Of course! How about they fight? Each drew their sword and began to wail away on the other, each impressed, and pretty annoyed, that their opponent was so adept at swordplay. They each had a magic sword, so what else can they do? After hours and hours and over night and into the next morning, Jack and the Scotsman fought until they needed a breather. Before they could really, two bounty hunters (one a pig or something with a hunter hat, the other a yokel-looking hill person) came screaming toward the fighters in some strange contraptions. Both Jack and the Scotsman proclaimed that they assumed the bounty hunters were for them because they’re wanted by Aku. One of the hunters shot a pair of manacles at them and it bound their arms together, just like in the movie The Defiant Ones.
Left without much to do, the handcuffed guys jumped down into the unseen waters below, both surviving because they’re good guys. They hid and watched the bounty hunters, who don’t speak English but some kind of southern-fried gibberish, gather their troops and begin the search. Jack and the Scotsman were easily found but they couldn’t fight due to being shackled (Jack used a metaphor about the bow and the arrow working together but being inherently independent) and they jumped toward a passing giant bullet (yeah, that’s the show, get used to it) which freed them and allowed them each to fight in their own inimitable style. It looked awesome. Eventually, they won and laughed and became friends, but argued over who would by whom a beverage.
This episode is fun and, of course, the animation is amazing. That’s sort of getting old, me saying that, I think. A lot of the beginning of the episode features some very low angles as Jack walks up to the bridge, and there are lots of great shots on the bridge. Naturally, the Scotsman is a great character who only appeared once more after this, just enough to acknowledge his fan-favorite status without having his yelly brogue be too annoying. But for the first time in the show’s now-eleven-week history, Jack had a buddy. He does tend to work better on his own. Usually they like for heroes to be able to talk to someone (hence the Doctor having a Companion) but I think Samurai Jack works as well as it does because it doesn’t feel the need to be too wordy, which is no disrespect to Phil LaMarr’s excellent voice acting. Anyway, “Jack and the Scotsman” is a good time all around.

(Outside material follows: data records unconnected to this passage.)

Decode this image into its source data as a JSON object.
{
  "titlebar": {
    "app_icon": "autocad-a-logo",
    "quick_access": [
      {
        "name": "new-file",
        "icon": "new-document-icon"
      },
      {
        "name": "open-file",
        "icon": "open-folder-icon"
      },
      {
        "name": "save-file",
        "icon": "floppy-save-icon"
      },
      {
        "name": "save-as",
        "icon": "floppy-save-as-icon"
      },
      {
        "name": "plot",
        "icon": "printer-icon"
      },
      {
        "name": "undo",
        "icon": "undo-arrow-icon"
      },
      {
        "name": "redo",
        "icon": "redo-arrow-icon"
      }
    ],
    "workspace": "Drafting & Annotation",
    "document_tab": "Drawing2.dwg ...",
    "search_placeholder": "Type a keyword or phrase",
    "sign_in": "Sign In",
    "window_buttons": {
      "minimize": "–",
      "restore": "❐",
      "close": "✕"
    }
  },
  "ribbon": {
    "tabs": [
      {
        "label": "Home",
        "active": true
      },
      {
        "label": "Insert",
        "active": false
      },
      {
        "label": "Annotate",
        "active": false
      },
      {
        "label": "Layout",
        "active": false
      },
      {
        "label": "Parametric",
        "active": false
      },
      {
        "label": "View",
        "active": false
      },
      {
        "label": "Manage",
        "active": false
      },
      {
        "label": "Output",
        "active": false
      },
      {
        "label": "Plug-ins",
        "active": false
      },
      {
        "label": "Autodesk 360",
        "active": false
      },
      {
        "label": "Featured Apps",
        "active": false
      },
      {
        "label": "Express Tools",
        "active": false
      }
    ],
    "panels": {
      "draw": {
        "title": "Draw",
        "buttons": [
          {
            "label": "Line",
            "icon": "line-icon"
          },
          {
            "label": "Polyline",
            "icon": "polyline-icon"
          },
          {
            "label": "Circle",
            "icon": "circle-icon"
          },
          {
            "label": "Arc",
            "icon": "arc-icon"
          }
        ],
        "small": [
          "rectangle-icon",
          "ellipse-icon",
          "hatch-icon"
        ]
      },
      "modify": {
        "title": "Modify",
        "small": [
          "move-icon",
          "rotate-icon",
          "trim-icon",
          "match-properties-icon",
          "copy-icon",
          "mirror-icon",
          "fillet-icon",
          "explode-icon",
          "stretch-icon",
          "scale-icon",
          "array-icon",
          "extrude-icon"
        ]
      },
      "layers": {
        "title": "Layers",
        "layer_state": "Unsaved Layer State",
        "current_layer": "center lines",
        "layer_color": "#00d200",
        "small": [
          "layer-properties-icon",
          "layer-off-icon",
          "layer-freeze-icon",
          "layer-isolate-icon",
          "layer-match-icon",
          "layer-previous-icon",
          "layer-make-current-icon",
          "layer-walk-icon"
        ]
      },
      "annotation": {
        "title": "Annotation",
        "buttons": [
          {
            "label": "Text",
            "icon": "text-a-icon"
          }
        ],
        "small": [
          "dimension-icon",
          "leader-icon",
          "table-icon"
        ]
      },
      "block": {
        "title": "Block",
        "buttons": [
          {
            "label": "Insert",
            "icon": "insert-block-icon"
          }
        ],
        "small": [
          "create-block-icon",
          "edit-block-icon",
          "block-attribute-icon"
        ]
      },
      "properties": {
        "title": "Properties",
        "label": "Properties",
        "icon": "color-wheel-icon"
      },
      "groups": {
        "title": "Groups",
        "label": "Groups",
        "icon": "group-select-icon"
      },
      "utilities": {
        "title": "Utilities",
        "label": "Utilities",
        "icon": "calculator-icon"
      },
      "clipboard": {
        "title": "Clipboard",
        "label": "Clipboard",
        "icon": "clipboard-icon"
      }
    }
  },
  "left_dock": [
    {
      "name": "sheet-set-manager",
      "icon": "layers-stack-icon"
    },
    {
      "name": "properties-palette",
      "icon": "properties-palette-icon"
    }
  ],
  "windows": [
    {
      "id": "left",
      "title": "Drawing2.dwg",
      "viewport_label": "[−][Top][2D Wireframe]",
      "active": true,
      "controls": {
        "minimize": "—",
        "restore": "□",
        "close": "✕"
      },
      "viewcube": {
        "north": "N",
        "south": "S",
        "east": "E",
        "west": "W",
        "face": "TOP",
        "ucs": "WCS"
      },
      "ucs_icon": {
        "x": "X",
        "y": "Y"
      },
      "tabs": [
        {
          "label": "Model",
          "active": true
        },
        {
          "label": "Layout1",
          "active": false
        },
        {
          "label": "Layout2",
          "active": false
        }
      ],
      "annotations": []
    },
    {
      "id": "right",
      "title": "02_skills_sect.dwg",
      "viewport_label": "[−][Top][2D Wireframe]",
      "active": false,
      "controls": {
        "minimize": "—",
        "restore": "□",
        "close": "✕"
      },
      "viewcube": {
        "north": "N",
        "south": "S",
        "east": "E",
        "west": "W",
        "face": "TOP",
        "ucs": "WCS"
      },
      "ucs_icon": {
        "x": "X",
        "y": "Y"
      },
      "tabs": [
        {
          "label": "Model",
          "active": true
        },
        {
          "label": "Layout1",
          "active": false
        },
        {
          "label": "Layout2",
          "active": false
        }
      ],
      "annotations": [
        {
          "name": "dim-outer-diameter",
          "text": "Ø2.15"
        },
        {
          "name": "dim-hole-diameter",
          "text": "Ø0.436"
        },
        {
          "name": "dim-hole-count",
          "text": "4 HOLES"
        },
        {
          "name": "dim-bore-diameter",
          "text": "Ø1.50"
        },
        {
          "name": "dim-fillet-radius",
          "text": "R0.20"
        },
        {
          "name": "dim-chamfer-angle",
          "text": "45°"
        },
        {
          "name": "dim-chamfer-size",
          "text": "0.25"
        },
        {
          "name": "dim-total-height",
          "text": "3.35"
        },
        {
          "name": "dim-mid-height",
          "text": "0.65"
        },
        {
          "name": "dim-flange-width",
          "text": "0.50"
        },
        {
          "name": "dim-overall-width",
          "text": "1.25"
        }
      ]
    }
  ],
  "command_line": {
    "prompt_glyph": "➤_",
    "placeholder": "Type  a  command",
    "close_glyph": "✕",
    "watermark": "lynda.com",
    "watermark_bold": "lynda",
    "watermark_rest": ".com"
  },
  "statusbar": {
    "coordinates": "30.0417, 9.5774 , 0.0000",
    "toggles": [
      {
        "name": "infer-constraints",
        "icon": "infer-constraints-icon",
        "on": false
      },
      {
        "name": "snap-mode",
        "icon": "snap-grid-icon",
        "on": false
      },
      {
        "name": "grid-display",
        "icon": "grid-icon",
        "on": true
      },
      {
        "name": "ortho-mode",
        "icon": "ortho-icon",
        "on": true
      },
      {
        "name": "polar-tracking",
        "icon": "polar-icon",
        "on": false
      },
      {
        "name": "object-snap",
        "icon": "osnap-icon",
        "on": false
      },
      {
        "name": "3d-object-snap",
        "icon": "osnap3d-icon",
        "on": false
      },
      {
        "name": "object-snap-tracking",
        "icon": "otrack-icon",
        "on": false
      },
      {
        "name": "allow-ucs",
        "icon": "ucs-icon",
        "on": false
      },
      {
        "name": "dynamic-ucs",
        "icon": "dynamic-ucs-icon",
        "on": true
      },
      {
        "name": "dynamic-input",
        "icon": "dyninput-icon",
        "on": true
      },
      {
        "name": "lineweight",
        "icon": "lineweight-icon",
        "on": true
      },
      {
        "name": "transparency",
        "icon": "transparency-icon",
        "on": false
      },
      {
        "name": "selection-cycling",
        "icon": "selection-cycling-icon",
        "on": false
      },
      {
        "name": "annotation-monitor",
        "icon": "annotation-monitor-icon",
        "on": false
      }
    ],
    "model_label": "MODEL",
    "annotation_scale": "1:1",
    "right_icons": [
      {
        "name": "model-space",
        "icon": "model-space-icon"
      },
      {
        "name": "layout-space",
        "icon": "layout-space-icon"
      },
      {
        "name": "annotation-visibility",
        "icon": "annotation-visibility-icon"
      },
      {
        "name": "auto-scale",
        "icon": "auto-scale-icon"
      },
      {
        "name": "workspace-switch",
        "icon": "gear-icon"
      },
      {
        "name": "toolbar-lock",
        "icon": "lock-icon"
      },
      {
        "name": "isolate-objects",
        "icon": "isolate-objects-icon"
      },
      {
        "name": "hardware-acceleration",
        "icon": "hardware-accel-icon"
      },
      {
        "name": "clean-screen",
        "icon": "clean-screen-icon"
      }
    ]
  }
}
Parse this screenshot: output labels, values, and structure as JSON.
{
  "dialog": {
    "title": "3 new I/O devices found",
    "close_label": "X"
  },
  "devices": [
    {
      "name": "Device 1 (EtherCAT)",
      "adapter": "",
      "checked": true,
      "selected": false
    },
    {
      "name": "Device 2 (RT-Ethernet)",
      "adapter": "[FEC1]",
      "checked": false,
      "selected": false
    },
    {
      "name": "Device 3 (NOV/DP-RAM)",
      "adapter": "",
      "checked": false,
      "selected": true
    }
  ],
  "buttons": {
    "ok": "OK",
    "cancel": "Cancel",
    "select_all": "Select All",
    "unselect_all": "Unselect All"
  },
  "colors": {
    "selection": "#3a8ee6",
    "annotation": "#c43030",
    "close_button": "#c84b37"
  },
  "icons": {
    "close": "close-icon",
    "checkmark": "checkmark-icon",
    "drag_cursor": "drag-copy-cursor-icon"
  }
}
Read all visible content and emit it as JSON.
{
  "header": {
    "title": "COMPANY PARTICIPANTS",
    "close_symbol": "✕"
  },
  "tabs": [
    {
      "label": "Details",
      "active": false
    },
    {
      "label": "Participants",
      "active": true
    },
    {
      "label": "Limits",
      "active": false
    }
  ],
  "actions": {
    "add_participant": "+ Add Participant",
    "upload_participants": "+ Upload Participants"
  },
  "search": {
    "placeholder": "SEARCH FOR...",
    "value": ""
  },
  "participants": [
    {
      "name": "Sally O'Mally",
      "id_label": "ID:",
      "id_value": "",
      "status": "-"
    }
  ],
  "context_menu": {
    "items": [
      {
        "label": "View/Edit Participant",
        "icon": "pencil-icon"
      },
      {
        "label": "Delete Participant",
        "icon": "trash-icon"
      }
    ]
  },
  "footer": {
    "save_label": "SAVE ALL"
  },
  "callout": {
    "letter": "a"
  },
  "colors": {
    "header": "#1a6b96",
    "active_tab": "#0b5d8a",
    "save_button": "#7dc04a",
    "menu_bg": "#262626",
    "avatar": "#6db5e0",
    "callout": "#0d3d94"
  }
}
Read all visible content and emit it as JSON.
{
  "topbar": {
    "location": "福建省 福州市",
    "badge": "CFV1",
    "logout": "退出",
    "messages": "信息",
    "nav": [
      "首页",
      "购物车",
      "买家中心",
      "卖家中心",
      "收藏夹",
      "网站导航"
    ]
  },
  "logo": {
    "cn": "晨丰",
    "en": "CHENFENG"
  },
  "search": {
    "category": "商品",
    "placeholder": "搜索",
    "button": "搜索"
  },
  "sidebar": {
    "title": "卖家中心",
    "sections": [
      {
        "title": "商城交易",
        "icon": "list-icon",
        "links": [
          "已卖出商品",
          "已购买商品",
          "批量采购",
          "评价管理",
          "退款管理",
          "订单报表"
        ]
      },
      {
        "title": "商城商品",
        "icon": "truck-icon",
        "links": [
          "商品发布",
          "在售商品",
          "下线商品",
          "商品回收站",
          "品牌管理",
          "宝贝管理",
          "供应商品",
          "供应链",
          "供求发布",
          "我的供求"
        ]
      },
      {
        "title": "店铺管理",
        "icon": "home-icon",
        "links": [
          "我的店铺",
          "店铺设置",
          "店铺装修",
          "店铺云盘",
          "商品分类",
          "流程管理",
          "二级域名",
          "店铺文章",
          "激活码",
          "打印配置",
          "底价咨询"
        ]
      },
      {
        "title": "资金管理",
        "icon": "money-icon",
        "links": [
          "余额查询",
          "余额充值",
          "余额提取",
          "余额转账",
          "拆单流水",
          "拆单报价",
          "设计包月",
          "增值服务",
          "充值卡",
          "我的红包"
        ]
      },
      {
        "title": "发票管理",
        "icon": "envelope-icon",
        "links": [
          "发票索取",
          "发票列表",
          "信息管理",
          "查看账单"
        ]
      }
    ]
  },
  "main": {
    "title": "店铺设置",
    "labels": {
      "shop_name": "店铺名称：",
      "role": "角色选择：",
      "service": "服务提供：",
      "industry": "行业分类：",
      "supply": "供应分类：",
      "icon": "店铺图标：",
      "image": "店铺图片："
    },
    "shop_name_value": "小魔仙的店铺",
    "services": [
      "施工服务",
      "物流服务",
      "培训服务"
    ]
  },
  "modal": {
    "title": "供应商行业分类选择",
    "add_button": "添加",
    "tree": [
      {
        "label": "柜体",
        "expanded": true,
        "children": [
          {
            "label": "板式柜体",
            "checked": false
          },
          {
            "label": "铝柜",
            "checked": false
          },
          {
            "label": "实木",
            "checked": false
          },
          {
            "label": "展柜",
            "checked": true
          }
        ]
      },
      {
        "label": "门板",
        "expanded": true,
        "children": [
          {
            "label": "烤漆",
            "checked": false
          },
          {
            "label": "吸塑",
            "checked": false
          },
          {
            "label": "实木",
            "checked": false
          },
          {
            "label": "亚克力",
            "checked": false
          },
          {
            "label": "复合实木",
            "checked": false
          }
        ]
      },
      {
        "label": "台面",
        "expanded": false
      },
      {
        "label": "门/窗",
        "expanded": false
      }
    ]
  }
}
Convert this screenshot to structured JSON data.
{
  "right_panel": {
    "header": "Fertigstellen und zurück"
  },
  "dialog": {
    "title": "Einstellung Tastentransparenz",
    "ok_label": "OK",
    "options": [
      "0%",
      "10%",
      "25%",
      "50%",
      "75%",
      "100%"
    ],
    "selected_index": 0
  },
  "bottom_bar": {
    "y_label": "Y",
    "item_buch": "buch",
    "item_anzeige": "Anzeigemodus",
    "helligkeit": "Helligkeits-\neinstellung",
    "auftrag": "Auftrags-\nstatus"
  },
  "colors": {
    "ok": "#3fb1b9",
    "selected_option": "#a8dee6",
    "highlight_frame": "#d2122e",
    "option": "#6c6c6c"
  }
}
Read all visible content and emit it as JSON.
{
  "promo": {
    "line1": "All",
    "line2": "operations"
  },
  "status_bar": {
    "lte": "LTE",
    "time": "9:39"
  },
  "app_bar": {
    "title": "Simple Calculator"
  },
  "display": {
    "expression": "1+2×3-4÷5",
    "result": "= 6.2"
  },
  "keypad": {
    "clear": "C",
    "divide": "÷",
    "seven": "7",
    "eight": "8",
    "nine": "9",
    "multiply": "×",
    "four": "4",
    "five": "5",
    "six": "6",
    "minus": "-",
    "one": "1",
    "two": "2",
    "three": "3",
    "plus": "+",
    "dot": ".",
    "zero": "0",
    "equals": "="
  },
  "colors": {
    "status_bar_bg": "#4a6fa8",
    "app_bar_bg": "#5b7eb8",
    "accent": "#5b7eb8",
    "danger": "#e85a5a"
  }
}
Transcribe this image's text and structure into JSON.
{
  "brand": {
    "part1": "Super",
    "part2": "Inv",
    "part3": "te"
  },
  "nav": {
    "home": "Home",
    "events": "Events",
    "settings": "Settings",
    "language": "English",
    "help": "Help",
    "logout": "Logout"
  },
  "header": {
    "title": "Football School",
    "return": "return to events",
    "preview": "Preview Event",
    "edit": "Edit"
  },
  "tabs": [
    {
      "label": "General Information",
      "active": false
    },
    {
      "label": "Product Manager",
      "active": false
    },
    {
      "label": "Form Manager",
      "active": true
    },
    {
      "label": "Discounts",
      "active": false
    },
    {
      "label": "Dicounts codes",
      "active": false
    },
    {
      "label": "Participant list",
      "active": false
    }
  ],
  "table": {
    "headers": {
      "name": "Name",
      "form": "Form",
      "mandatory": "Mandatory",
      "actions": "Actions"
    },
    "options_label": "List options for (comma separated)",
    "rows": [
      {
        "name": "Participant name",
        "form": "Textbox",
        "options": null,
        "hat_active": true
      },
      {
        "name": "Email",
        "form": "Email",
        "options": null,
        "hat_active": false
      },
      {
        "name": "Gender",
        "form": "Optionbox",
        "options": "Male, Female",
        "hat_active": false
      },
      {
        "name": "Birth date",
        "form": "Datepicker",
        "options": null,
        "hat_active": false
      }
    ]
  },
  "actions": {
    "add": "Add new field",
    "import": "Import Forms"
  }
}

Next week, we’re at the penultimate episode of season one, and it’s apparently a pastiche of both Goodfellas and Dick Tracy. It’s “Jack and the Gangsters,” everybody!
Images: Cartoon Network
Kyle Anderson is the Weekend Editor and a film and TV critic for Nerdist.com. Follow him on Twitter!